● **TASK OBJECTIVE**: Return only those lines of the material that contain "color".

● **GIVEN INFORMATION**:
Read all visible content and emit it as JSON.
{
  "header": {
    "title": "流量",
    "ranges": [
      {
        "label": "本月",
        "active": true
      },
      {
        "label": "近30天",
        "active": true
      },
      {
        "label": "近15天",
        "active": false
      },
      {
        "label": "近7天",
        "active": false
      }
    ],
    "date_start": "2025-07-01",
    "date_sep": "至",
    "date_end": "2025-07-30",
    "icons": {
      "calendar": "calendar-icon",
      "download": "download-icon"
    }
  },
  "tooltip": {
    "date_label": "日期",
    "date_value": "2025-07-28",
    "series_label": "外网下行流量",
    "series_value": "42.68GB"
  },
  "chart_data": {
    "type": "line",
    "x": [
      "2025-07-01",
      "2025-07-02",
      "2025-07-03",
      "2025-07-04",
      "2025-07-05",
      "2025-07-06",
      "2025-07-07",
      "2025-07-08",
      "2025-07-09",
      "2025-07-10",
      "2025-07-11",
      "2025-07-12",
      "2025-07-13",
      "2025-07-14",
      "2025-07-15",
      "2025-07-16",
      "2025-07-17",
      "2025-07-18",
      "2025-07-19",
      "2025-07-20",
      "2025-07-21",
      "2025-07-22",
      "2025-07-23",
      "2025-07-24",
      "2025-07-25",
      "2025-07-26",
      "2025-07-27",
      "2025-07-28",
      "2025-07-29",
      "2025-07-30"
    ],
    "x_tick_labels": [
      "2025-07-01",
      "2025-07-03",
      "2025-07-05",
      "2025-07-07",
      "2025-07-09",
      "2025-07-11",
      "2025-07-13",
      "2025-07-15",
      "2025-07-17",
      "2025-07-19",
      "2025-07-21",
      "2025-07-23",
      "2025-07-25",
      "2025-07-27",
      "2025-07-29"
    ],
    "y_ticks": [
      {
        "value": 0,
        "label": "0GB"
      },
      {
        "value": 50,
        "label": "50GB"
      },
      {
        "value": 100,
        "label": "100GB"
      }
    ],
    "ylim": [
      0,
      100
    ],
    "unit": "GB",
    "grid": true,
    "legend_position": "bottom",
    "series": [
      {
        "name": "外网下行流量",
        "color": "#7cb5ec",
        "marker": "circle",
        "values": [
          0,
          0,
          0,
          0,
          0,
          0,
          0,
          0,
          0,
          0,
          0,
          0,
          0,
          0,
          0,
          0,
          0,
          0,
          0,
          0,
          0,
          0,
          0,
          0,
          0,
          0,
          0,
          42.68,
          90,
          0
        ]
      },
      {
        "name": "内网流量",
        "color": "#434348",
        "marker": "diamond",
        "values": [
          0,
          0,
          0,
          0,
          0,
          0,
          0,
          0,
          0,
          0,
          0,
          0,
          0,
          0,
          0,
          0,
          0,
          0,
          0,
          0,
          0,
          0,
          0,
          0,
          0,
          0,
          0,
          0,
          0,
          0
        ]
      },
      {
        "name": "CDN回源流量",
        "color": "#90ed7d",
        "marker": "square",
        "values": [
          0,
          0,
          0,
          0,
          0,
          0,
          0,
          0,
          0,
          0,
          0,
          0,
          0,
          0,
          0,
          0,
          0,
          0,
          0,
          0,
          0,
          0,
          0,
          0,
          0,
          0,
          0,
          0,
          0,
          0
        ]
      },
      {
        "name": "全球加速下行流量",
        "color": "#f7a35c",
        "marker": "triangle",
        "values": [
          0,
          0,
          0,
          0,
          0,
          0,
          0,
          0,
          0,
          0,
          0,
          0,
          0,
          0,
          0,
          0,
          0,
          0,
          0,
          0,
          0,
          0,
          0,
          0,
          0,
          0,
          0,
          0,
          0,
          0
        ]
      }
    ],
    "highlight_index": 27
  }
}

● **OUTPUT FOR THIS EXERCISE**:
        "color": "#7cb5ec",
        "color": "#434348",
        "color": "#90ed7d",
        "color": "#f7a35c",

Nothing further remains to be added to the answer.